----- RECORDS SHOWN -----
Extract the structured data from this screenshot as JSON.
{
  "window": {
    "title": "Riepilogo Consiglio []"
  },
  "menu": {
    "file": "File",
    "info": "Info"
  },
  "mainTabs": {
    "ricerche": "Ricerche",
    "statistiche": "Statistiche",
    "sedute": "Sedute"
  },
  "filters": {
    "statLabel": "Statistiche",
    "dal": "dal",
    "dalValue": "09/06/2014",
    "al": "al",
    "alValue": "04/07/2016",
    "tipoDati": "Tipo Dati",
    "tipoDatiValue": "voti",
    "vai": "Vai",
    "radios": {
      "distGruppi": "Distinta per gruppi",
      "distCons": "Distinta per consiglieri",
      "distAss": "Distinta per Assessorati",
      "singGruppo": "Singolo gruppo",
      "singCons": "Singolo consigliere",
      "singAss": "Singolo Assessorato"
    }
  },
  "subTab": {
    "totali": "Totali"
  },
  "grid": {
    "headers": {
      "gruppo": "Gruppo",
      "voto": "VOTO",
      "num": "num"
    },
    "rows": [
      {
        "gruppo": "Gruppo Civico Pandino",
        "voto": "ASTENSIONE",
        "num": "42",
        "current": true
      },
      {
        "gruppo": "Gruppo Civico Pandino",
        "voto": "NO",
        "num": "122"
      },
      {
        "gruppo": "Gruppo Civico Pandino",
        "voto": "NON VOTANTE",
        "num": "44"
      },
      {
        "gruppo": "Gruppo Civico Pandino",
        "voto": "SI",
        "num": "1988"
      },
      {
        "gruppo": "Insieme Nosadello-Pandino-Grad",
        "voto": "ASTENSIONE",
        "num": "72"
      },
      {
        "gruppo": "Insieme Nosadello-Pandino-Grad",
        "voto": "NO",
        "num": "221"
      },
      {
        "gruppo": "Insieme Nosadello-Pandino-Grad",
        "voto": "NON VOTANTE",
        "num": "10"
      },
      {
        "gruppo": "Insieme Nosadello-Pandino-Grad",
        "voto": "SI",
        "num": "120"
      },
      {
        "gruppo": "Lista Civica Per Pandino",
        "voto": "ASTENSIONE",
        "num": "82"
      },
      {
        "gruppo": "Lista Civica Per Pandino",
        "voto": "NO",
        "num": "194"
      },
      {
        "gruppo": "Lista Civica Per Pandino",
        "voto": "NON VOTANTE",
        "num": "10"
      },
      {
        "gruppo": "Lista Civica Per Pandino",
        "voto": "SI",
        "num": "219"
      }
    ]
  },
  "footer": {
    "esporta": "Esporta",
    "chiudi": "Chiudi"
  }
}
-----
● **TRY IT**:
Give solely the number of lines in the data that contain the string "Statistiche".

● **RESPONSE TO THIS TASK**:
2